### Material provided
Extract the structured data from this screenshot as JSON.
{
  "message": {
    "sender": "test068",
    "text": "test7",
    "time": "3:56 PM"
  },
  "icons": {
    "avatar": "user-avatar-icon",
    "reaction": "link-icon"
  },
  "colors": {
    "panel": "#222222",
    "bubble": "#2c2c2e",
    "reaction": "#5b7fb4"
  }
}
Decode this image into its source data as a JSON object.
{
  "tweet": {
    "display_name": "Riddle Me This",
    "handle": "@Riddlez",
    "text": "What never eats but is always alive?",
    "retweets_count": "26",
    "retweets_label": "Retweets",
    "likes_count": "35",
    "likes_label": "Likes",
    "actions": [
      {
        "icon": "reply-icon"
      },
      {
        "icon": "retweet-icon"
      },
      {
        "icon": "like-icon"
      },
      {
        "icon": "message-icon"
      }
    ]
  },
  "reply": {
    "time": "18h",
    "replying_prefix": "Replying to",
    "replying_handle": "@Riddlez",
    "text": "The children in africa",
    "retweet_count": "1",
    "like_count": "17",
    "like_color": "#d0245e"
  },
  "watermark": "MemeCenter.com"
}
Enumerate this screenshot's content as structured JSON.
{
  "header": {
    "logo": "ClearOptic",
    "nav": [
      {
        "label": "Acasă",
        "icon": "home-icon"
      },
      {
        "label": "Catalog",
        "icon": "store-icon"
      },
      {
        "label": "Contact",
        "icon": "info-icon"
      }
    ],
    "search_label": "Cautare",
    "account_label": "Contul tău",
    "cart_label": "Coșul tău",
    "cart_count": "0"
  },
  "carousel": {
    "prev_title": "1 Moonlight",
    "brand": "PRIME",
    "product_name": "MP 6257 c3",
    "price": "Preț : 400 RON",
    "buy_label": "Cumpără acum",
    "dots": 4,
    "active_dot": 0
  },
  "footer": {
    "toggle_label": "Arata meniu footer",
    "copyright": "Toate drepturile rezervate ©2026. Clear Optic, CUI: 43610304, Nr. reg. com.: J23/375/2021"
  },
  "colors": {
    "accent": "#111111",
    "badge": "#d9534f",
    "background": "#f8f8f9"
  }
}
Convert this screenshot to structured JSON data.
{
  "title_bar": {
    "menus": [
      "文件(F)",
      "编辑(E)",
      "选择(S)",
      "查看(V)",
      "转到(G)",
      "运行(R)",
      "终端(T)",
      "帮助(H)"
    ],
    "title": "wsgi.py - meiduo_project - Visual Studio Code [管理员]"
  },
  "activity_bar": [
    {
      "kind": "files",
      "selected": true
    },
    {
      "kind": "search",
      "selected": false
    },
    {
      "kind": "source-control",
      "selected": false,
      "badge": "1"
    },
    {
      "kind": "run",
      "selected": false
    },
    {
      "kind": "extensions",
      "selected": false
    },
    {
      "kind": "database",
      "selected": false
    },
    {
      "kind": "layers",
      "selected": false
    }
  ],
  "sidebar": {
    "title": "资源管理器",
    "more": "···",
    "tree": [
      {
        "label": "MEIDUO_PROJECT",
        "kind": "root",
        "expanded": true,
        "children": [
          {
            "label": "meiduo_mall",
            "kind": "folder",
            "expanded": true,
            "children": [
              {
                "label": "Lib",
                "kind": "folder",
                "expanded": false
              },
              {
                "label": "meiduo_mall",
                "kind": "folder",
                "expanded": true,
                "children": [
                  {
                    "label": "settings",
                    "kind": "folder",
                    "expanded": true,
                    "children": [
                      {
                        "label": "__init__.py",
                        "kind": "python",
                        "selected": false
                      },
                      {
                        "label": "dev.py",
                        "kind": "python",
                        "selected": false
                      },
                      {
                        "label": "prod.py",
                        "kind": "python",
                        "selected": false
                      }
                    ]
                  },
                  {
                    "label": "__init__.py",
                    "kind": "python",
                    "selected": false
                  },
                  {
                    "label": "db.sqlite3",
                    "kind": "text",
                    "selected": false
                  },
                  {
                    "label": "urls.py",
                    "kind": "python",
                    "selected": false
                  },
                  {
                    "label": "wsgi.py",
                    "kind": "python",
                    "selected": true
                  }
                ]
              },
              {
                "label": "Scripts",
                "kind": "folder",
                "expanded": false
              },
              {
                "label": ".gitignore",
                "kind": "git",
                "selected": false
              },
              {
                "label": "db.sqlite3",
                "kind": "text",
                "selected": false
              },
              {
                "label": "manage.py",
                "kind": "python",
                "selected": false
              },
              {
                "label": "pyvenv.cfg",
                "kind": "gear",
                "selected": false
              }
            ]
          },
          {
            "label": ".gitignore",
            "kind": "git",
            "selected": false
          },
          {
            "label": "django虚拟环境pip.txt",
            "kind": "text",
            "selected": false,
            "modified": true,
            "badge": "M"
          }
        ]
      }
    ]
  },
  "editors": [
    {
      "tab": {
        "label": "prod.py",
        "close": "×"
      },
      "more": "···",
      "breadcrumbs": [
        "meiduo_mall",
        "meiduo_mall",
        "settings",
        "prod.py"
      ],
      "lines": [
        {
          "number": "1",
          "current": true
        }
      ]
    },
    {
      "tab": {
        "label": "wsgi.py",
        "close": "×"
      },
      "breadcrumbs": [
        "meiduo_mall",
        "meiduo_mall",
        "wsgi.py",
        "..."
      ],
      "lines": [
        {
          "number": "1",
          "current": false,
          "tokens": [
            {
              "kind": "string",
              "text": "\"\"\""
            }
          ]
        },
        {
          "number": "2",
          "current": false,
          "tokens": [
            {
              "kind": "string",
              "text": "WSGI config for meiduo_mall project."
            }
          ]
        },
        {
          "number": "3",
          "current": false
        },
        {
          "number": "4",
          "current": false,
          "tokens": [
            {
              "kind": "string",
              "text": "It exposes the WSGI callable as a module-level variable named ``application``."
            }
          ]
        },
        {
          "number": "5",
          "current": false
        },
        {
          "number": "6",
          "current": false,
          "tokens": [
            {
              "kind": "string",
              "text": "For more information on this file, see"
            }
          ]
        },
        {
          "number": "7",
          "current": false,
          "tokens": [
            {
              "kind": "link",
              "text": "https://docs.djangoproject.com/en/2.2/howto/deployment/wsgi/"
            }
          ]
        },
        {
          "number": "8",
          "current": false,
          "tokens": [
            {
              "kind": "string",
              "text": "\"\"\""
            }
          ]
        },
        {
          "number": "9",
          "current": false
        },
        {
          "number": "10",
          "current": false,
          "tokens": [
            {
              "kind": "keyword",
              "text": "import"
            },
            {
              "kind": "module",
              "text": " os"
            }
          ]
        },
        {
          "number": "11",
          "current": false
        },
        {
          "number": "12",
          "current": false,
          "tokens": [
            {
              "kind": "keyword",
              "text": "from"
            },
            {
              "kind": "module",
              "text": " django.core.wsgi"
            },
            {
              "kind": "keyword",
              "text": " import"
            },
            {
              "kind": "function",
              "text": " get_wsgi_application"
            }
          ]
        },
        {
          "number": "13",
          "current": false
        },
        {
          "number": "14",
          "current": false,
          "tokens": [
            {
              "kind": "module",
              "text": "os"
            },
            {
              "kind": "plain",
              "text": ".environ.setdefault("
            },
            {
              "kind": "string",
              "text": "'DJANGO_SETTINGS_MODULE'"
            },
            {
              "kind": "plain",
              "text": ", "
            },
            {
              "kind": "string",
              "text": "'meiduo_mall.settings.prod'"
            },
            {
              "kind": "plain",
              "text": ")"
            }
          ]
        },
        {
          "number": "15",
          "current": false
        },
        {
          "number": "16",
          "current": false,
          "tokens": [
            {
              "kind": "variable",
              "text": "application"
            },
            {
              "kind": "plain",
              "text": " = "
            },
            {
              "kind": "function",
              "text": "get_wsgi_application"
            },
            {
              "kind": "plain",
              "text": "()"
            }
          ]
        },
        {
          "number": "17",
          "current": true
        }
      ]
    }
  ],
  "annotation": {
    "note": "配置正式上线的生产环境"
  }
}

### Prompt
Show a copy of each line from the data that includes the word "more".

### Your solution
    "more": "···",
      "more": "···",
              "text": "For more information on this file, see"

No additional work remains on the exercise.